## Exercise instructions
Show all lines of the entries in which the word "true" is found.

Website and app data records:
* * * * * * * * *

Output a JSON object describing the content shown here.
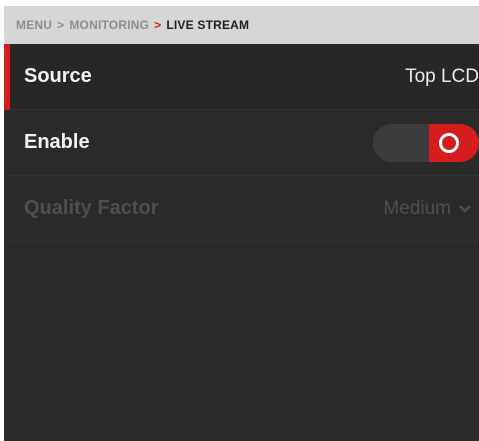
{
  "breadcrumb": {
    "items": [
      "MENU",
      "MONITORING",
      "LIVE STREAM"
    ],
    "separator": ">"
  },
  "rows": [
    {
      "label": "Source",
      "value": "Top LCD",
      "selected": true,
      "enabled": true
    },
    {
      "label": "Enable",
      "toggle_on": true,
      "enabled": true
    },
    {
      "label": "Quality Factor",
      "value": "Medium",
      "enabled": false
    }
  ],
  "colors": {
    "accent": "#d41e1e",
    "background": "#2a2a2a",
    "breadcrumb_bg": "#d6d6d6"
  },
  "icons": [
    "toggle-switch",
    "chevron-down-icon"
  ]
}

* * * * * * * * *

## Reply to the exercise
      "selected": true,
      "enabled": true
      "toggle_on": true,
      "enabled": true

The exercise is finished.